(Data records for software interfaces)
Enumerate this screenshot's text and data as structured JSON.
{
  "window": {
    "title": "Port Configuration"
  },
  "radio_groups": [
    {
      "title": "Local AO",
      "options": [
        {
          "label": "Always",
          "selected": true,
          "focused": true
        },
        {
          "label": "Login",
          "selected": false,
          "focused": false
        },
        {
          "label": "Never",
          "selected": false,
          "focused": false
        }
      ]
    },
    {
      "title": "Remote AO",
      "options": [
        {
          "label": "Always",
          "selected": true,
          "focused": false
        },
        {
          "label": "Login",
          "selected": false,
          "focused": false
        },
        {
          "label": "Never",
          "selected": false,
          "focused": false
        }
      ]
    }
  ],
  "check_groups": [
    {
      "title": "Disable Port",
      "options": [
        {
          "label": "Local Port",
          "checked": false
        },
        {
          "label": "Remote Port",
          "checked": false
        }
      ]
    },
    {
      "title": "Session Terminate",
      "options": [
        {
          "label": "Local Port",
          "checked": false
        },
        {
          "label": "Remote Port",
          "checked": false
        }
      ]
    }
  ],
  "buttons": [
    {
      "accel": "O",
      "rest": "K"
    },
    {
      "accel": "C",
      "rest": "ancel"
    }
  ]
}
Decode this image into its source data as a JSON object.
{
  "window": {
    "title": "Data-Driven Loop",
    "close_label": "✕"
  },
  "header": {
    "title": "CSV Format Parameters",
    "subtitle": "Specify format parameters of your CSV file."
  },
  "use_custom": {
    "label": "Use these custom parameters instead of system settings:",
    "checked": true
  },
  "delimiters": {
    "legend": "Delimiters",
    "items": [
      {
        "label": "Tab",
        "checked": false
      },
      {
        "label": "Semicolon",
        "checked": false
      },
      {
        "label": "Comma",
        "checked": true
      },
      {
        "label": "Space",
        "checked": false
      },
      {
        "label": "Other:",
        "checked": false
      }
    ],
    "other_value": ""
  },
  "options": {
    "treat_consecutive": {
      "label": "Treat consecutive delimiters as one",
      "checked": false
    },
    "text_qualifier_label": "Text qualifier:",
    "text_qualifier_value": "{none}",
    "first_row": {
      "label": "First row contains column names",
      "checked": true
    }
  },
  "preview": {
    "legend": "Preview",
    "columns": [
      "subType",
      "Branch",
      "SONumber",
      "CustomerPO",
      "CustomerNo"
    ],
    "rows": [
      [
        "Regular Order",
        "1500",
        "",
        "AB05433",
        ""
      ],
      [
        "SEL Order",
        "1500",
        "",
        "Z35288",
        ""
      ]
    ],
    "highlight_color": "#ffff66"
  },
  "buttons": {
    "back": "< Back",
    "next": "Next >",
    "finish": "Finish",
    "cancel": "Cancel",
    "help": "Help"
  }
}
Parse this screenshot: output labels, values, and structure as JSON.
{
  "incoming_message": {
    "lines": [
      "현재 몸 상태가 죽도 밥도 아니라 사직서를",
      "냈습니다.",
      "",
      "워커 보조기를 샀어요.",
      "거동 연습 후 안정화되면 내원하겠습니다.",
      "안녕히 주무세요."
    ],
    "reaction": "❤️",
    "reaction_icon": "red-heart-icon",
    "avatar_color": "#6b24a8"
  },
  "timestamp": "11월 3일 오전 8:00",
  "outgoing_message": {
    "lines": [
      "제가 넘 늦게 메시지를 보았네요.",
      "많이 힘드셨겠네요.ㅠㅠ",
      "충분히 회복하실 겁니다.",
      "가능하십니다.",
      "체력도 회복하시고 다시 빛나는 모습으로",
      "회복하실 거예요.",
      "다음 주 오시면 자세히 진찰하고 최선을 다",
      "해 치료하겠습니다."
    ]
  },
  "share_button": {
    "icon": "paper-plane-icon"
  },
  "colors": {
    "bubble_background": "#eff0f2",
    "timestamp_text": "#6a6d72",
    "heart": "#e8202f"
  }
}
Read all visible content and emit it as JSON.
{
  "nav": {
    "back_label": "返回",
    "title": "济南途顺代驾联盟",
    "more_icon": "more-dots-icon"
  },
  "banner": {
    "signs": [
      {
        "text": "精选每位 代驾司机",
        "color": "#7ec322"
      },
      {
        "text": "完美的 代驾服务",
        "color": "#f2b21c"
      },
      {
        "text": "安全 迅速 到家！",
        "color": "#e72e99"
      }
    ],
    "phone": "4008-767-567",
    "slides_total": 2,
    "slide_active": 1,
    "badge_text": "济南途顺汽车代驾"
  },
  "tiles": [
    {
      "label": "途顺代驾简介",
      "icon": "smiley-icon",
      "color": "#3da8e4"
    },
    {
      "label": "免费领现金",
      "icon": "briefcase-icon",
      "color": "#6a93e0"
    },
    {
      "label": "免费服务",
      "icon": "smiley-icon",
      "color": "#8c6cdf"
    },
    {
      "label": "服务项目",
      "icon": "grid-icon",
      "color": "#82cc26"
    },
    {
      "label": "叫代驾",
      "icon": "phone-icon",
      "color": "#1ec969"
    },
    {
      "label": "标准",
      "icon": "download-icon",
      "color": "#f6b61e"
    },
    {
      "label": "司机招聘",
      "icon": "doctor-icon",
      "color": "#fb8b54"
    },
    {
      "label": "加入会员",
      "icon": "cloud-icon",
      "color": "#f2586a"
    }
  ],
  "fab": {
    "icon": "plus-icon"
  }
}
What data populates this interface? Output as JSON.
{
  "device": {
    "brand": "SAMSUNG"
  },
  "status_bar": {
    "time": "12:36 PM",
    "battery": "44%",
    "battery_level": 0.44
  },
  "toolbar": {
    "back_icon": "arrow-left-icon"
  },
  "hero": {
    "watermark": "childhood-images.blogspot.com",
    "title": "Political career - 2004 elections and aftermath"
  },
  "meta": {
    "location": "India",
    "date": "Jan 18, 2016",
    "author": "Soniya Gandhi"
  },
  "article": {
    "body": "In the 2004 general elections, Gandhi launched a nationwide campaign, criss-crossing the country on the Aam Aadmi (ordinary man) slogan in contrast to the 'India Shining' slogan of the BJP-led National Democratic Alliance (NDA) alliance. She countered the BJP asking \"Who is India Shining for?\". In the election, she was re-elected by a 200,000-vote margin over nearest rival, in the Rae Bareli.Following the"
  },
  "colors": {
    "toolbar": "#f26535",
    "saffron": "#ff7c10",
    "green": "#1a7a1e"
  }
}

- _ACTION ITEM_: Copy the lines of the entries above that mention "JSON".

- _OUTPUT OF THE EXERCISE_:
Enumerate this screenshot's text and data as structured JSON.
Decode this image into its source data as a JSON object.
Parse this screenshot: output labels, values, and structure as JSON.
Read all visible content and emit it as JSON.
What data populates this interface? Output as JSON.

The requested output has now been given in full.